The drug fueling America's unprecedented overdose crisis is available to mail-order directly from China by logging online. Fentanyl, a synthetic opioid that's 50 times more powerful than heroin, can be found using a simple internet search.
The ease with which the drug can be ordered online by Americans is difficult for law enforcement officials to combat.
"They can order from China and they'll mail it to your house," said Montgomery County Ohio Sheriff Phil Plummer, whose jurisdiction is the overdose capital of America according to local officials. Chinese companies sell the drug as a "research chemical" and constantly change its composition to avoid authorities.
Nearly 35,000 Americans died of heroin or opioid overdoses in 2015, according to the National Institute on Drug Abuse. The death rate of synthetic opioids, which includes fentanyl, rose more than 72% from 2014 to 2015, according to the Centers for Disease Control and Prevention.
President Donald Trump has said battling the opioid epidemic is a major piece of his administration, and on Tuesday held a briefing on the topic at his New Jersey golf club. The president alluded to the mail-order threat, something that will not be stopped by his administration's proposed border wall.
"We're also very, very tough on the Southern border where much of this comes in," the president said, "and we're talking to China, where certain forms of man-made drug comes in and it is bad."
Attempting to order fentanyl online from China came with a dose of customer service — complete with smiley face emoticons and an explanation of paying with bitcoin.
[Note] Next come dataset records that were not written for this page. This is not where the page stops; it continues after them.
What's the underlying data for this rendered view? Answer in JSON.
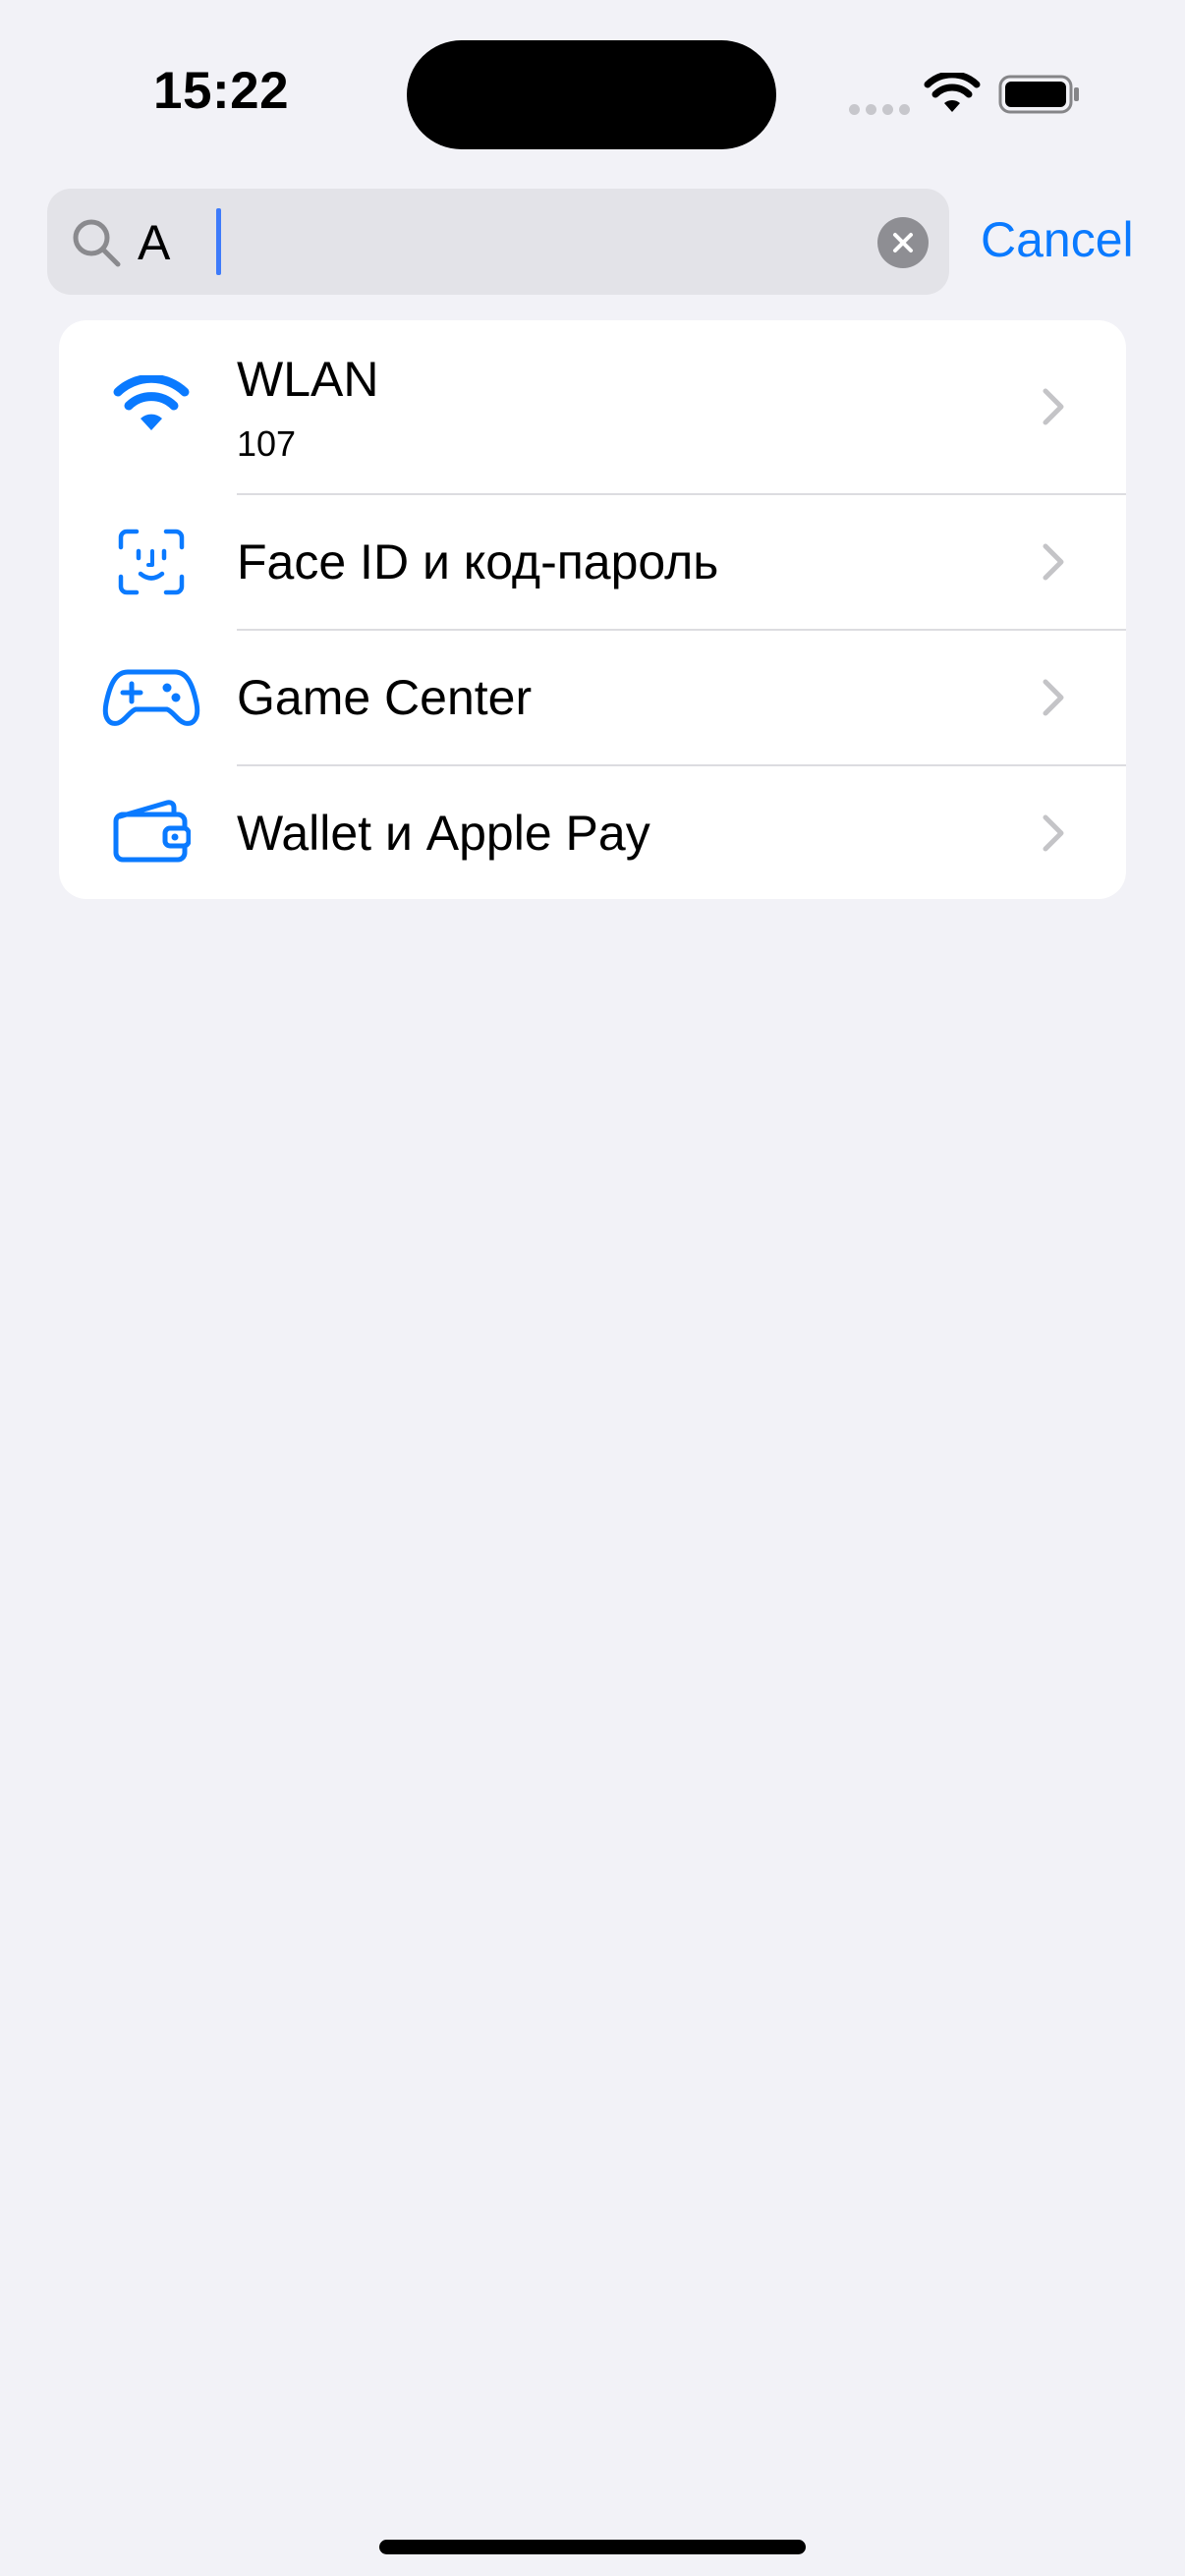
{
  "status_bar": {
    "time": "15:22"
  },
  "search": {
    "value": "A",
    "cancel_label": "Cancel"
  },
  "results": [
    {
      "title": "WLAN",
      "subtitle": "107",
      "icon": "wifi-icon"
    },
    {
      "title": "Face ID и код-пароль",
      "icon": "face-id-icon"
    },
    {
      "title": "Game Center",
      "icon": "game-controller-icon"
    },
    {
      "title": "Wallet и Apple Pay",
      "icon": "wallet-icon"
    }
  ],
  "colors": {
    "accent": "#0a7aff",
    "background": "#f2f2f7",
    "search_field": "#e3e3e8",
    "chevron": "#c4c4c7"
  }
}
NBC News did not go through with the purchase of the drug, but the Drug Enforcement Agency says mainland Chinese companies are known to manufacture and distribute fentanyl and other illegal drugs using e-commerce.
Efforts have been made by the U.S. government to screen for the drug in the mail, and legislation has been introduced to make detection of fentanyl easier abroad and domestically. The President's Commission on Combating Drug Addiction and the Opioid Crisis has recommended making fentanyl production and distribution "a top tier diplomatic issue with the Chinese." Chinese officials maintain their country is not to blame for the death toll in the United States.
Yu Haibin, a director at China's Narcotics Control Bureau, said "you can't just solely blame China for Fentanyl's abuse." Yu claims the country is ahead of the United States in outlawing analogues of the drug, and insists his nation is working with the United States as the drug continues to flood American streets.
"We hope to set up forums, to share intelligence and information, and case cooperation and solve the drug crime fundamentally with international cooperation."